Pete’s referring to 38-year-old mother Rashnie Baijnath who died after drinking polluted tap water in the Birchwood area. The eThekwini Municipality confirmed the water did « not meet acceptable standards for human consumption ».
Pete grew up on these beaches. He was a nipper and junior lifeguard at Rocks Nippers « back in the day ». Today he’s concerned with the state of affairs in eThekwini and has a popular community page on Facebook – Pete’s Post – which he formed as a platform to give exposure to things he likes or dislikes (and publicise the work his PBO does).
And when it comes to water and sewage, he knows what he’s talking about. Pete, who is an advisor to ActionSA at a provincial and national level, has a business specialising in rural water purification.
Pete’s Post allows him to be a « mini version of Carte Blanche », focussing on relevant issues affecting local communities, and free to « say things that almost no one else can as I own my business and am not constrained by social media restrictions ». He says there are no second chances.
And for Pete, it’s not about up and moving somewhere else. « I was born and bred in Durban… and I’m not going anywhere! » He believes « together we can make a difference »! Together, we can fix things… Here are Pete’s photos showing what needs fixing right now:
Dirtbin – A Photo Essay by Pete Graham
All Durban beaches are now closed.
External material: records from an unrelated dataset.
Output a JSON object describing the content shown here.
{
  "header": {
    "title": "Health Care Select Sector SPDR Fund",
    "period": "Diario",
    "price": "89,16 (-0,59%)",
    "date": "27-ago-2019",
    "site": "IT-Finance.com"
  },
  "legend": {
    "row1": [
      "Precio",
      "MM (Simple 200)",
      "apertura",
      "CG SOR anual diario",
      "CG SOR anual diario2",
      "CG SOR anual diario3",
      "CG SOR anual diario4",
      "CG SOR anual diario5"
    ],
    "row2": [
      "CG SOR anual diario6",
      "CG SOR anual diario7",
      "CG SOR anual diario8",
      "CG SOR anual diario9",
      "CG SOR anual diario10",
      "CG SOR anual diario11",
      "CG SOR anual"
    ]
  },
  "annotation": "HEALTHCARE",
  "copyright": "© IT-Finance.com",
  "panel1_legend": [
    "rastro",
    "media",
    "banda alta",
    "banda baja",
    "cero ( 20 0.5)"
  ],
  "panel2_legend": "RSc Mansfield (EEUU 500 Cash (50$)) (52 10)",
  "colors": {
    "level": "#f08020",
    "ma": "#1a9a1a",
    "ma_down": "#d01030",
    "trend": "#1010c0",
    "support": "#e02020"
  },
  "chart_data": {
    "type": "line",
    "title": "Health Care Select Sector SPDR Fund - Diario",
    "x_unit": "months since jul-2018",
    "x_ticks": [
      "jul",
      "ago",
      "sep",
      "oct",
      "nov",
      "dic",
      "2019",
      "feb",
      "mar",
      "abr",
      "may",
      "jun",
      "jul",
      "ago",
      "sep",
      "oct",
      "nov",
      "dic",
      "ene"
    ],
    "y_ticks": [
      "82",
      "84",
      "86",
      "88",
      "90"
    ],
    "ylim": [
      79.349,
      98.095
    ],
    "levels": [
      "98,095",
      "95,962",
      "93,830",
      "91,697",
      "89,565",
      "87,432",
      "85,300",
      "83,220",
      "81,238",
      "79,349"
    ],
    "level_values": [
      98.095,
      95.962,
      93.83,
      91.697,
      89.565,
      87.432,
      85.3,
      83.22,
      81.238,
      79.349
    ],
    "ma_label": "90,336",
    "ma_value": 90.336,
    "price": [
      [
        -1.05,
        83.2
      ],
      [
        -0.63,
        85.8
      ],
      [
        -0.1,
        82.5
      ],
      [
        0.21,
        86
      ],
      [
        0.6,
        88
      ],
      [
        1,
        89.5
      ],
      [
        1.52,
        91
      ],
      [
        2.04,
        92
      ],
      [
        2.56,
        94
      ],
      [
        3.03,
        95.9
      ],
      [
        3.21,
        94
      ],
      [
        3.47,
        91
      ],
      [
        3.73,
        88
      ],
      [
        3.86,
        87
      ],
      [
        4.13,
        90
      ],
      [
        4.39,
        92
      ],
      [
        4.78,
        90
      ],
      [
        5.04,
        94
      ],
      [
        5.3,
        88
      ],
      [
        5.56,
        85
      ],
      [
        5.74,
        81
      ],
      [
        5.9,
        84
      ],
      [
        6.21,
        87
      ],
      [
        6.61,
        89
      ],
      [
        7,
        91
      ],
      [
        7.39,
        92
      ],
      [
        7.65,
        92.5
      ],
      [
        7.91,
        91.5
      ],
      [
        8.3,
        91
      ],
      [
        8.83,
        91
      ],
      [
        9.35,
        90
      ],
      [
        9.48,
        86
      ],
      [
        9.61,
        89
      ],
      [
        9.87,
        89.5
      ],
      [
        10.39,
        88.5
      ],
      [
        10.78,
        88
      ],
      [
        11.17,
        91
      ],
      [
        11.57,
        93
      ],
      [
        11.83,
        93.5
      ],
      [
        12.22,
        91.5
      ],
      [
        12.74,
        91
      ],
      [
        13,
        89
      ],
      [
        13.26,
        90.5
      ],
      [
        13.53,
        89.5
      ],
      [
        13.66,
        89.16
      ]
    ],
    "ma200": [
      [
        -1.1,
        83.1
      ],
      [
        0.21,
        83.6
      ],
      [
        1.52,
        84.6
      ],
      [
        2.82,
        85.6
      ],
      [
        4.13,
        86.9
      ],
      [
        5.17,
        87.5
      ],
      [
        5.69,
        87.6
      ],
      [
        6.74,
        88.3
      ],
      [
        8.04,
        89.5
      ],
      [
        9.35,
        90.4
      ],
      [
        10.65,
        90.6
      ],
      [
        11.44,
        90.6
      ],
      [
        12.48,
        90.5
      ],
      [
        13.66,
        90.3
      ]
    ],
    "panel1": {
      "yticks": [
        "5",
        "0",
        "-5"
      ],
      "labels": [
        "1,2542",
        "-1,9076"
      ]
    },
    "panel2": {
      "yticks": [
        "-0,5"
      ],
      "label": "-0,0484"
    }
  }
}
But there are no lifeguards or the black ball / flag to tell anyone on this beach:
Pete Graham is the Founder and Director of www.singakwaziaid.org.za
Follow Pete’s Post for more relevant issues, and to help fix the problems!
WATCH Marine pollution, Durban, KZN
Three weeks ago, eNCA posted this video, saying: « Another week, another pollution problem along Durban’s coastline. Recently it was south of the city in Isipingo, with dead fish washing up on the shores of the lagoon there. Now there is a problem just north of Durban which is killing fish and closing prime beaches. Added to that there are concerns about the quality of tap water in some parts of Durban. eNCA talks to Desmond D’Sa of the South Durban Community Environment Alliance. »